• WHAT IS EXPECTED: Across the records, how many lines contain "title"? Answer with the number alone.

• DATA PROVIDED:
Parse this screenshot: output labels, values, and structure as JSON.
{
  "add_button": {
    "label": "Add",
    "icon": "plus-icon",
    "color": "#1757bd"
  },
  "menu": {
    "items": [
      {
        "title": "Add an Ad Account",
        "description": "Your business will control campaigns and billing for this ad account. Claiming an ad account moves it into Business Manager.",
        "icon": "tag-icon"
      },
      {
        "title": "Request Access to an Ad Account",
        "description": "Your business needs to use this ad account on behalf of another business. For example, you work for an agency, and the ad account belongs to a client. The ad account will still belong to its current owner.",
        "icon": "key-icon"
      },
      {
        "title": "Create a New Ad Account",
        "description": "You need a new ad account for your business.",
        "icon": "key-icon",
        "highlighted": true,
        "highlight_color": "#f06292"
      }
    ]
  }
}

• EXERCISE OUTPUT: 3